Bent – Sing Me
Some of the happiest times of my life were spent working in the Virgin Megastore in Buchanan Street, Glasgow. From the day it opened with a fake Melanie C and fake Richard Branson abseiling down the front of the building (cunningly swapped for the genuine articles when they reached the ground) to the day I left for the joys of Assistant Manager-ship in East Kilbride, almost every moment of it was fun and filled with music. I got to see up Atomic Kitten‘s skirts, ride in a lift with Slipknot (surprisingly polite) and see a live performance from a pre-fame Coldplay (“they’ll never happen,” I noted archly to a colleague.) But the best part of it was a Friday, when all the next week’s new releases would come in. For a pop fan there’s nothing better than having a 48 hour march on everyone else. It allows you to nod sagely at customers and say things like “the new Sheena Easton album is better than you might expect” (obviously that’s a made-up example: no-one in Scotland would ever enquire about a Sheena Easton album.)

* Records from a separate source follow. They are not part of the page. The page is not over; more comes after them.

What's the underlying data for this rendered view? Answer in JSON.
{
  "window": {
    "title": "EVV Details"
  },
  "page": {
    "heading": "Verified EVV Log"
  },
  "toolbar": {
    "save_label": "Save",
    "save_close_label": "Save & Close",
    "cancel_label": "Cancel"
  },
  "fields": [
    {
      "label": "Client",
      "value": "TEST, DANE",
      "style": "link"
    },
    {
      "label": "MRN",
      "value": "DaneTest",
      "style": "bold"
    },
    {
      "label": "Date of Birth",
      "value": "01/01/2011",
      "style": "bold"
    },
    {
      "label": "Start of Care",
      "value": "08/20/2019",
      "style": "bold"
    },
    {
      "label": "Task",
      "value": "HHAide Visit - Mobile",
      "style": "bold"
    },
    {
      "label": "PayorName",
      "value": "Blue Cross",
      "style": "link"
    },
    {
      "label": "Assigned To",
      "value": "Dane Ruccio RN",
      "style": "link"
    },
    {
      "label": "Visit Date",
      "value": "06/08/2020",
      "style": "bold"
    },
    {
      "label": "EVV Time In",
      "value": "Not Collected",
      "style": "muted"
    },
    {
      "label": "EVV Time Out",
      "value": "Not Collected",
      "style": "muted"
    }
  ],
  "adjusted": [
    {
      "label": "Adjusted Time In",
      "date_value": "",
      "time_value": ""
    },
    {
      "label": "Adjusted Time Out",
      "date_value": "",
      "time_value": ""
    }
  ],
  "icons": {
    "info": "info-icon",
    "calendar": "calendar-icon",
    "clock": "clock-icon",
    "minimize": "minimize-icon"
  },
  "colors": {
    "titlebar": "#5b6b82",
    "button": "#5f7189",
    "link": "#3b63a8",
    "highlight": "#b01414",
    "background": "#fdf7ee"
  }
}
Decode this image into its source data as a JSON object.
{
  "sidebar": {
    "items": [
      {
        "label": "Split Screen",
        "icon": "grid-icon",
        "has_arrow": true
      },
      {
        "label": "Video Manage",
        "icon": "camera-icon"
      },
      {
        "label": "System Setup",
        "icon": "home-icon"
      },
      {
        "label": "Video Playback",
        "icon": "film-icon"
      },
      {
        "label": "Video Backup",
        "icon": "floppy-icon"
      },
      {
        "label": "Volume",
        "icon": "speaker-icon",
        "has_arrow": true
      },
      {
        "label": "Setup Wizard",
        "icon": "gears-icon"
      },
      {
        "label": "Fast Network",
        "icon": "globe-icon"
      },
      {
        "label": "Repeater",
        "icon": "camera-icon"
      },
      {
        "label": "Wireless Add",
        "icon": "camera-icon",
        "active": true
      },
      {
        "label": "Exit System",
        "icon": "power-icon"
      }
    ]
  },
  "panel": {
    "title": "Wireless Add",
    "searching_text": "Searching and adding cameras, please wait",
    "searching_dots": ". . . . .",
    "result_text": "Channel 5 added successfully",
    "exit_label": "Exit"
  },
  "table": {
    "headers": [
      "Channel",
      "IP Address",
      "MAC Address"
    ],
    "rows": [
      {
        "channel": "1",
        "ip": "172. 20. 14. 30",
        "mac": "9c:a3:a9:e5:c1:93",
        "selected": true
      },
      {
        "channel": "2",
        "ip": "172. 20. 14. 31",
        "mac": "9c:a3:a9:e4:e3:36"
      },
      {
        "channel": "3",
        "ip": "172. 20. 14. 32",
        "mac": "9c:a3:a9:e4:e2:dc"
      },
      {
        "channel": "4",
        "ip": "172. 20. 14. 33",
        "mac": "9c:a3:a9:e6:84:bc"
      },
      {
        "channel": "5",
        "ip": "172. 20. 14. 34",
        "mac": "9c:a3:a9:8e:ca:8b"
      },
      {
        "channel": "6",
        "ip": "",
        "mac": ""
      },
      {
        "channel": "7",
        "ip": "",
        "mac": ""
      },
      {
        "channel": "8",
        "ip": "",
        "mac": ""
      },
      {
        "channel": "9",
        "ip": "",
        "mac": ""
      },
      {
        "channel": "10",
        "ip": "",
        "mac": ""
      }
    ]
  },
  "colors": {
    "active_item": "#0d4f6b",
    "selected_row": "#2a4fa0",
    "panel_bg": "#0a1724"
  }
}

Which brings me in a roundabout way to Bent (Nail Tolliday and Simon Mills,) who I’d been following with some interest since they first appeared in 2000 with their brilliant debut Programmed to Love. I’d adored the Nana Mouskouri-sampling Always (and specifically Ashley Beedle‘s Mahavishnu Remix,) so when a new album entitled Ariels appeared in the stockroom one Friday morning in October 2004, I found an excuse to stay up there (usually tidying the overstock A-Zs) and popped it on.
Ariels turned out to be something of a revelation – gone were the samples which had been Bent‘s stock-in-trade, and in their place were proper instruments, proper singers and proper songs. Technically, all of these things should have annoyed me given why I liked them in the first place, but this new direction was unexpectedly beautiful and I was instantly captivated. The track which has lasted longest with me and has talked me off the ledge more times than I care to remember is Sing Me:
Inevitably, Sing Me gets referred to as “chill out” music, and when that happens I get a look on my face that suggests I’ve just removed a particularly unpleasant morsel of food to the side of my plate. I dislike the term intensely, mainly because it was seized upon so enthusiastically by record companies and used to market terrible compilations of slow songs. Just because something is slow doesn’t mean it is for chilling out, just as you don’t have to dance to a fast record – as it happens I could chill out to a Donna Summer Almighty Megamix. But this marketing strategy lumped a whole lot of bands into one strait-jacket of a genre, and like all fads it soon passed, taking a lot of potentially successful artists with it.
All that being said, isn’t Sing Me lovely and soothing? I may be way off the mark, but for me it’s like a chapter of Alice in Wonderland we never got to read (“sing me…to keep the beast at bay”) – it certainly possesses a dreamlike, fuzzy quality that Alice might find familiar. Sung with calm authority by Rachel Foster, it’s an effervescent maelstrom of synths and guitar masquerading as strings and is pretty much perfect whichever way you slice it.
Bent never really troubled the charts – the album’s poppy first single Comin’ Back spending at solitary week at no.89, with Ariels their best performing album at no.86 – but they serve as a useful reminder that sometimes the most beautiful music is to be found away from the mainstream landscape – a wonderland indeed.
Entered chart: was not released
Who could sing this today and have a hit? I can imagine Clean Bandit slowing down for this one.